* What you should do:
For each line of the listing that holds "caption", show the full line.

* Data extract:

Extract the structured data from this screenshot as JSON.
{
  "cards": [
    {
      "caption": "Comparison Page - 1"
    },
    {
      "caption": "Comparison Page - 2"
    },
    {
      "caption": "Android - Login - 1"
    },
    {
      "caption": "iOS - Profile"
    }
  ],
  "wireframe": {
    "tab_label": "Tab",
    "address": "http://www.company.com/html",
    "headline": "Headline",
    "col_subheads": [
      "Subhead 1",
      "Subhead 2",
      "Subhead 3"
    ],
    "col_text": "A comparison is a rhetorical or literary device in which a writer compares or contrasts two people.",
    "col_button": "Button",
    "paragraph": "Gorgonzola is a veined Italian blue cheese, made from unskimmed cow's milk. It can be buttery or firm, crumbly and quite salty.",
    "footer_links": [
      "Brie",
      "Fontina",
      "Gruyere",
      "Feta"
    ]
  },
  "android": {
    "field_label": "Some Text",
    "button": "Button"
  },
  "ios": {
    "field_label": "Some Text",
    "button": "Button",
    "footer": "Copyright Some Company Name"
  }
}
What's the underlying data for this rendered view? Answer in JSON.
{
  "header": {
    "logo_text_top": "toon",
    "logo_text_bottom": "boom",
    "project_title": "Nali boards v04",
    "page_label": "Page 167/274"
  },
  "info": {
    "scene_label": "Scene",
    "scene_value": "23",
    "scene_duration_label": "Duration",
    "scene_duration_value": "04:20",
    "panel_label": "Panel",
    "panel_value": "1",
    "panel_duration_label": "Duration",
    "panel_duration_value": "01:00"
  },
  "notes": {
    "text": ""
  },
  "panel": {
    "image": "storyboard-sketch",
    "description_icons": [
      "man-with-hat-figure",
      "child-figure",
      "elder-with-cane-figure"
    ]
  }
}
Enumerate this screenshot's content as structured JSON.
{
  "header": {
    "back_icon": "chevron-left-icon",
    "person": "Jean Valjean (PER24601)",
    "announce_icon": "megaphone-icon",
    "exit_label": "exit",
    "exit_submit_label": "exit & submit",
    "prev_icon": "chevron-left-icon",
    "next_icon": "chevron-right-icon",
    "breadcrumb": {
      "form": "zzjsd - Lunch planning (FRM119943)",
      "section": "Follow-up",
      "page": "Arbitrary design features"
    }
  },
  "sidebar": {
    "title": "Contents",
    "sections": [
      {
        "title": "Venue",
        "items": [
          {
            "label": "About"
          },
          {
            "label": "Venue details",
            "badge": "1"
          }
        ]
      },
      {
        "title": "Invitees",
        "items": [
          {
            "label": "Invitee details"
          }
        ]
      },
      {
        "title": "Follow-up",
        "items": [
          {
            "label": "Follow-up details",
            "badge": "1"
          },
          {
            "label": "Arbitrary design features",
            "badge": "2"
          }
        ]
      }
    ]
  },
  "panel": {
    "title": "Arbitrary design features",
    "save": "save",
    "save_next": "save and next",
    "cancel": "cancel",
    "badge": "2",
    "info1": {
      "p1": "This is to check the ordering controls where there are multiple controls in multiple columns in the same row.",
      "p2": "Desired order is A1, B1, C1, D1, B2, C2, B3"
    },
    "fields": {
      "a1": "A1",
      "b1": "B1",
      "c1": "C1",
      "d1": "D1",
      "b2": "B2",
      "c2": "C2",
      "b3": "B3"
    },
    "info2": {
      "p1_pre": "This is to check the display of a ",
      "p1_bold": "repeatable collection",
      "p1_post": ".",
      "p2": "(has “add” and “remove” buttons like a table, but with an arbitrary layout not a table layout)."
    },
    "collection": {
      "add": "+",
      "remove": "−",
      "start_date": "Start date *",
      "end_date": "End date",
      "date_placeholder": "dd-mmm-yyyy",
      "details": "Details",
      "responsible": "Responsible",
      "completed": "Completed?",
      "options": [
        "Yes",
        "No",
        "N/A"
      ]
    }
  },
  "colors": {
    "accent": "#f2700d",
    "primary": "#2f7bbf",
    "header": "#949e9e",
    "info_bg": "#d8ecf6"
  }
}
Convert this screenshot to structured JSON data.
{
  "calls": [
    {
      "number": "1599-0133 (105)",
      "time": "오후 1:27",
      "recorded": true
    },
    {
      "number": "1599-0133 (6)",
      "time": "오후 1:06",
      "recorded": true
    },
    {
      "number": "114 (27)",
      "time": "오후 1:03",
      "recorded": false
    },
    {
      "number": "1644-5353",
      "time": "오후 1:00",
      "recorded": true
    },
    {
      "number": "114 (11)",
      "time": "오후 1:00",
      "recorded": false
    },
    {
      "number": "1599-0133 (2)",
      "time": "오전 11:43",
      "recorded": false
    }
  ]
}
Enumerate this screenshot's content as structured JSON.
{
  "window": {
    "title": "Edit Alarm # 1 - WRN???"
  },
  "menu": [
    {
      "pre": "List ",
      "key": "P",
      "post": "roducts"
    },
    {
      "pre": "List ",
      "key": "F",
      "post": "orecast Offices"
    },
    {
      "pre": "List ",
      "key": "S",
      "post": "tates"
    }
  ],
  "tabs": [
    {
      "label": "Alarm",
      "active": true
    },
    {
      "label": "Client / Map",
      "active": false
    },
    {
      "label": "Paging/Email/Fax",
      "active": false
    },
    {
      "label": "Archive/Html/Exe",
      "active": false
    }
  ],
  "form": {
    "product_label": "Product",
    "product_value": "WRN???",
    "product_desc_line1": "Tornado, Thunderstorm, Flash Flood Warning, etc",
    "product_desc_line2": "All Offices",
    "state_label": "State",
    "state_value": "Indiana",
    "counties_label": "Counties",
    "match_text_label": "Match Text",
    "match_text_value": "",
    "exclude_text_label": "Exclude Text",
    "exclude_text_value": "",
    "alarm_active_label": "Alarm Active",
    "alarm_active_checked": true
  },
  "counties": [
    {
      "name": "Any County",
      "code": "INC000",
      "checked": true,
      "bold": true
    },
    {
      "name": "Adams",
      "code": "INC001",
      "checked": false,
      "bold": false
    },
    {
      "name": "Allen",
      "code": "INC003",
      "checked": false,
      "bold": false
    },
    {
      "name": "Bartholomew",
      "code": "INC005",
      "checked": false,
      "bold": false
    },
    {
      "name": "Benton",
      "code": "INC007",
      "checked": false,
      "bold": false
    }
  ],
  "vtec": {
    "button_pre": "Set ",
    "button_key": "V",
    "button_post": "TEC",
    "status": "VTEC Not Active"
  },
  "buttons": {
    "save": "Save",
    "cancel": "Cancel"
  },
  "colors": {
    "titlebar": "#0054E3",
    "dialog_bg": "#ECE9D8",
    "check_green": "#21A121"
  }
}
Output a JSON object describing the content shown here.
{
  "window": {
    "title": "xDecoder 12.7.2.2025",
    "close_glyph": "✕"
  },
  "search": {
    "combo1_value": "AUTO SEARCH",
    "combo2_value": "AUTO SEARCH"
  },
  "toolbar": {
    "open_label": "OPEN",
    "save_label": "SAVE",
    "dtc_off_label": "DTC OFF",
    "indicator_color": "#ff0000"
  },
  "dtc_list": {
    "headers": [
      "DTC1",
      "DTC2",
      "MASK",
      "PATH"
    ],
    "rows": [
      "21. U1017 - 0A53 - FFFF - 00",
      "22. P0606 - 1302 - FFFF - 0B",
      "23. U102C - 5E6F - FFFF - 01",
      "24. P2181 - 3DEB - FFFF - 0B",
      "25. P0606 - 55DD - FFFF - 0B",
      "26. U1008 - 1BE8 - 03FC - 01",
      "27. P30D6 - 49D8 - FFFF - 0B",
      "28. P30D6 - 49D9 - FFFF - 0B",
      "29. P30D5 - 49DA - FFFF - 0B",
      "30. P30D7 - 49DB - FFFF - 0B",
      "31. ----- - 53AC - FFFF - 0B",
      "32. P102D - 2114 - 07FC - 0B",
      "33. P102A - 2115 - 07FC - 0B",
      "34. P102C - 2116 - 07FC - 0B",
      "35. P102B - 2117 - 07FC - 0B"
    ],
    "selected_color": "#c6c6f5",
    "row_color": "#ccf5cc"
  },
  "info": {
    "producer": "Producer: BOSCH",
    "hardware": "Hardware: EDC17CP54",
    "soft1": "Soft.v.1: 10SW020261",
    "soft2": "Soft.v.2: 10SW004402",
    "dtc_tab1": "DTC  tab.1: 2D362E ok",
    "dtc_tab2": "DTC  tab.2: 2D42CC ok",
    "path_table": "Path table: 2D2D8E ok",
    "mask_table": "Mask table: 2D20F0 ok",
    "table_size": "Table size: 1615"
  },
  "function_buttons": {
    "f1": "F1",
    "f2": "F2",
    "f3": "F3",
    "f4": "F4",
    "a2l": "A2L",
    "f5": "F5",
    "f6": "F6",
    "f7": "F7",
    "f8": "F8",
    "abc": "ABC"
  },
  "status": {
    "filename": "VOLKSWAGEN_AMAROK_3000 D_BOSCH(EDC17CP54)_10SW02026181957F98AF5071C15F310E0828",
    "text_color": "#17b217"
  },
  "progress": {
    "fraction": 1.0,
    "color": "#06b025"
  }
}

* Exercise output:
      "caption": "Comparison Page - 1"
      "caption": "Comparison Page - 2"
      "caption": "Android - Login - 1"
      "caption": "iOS - Profile"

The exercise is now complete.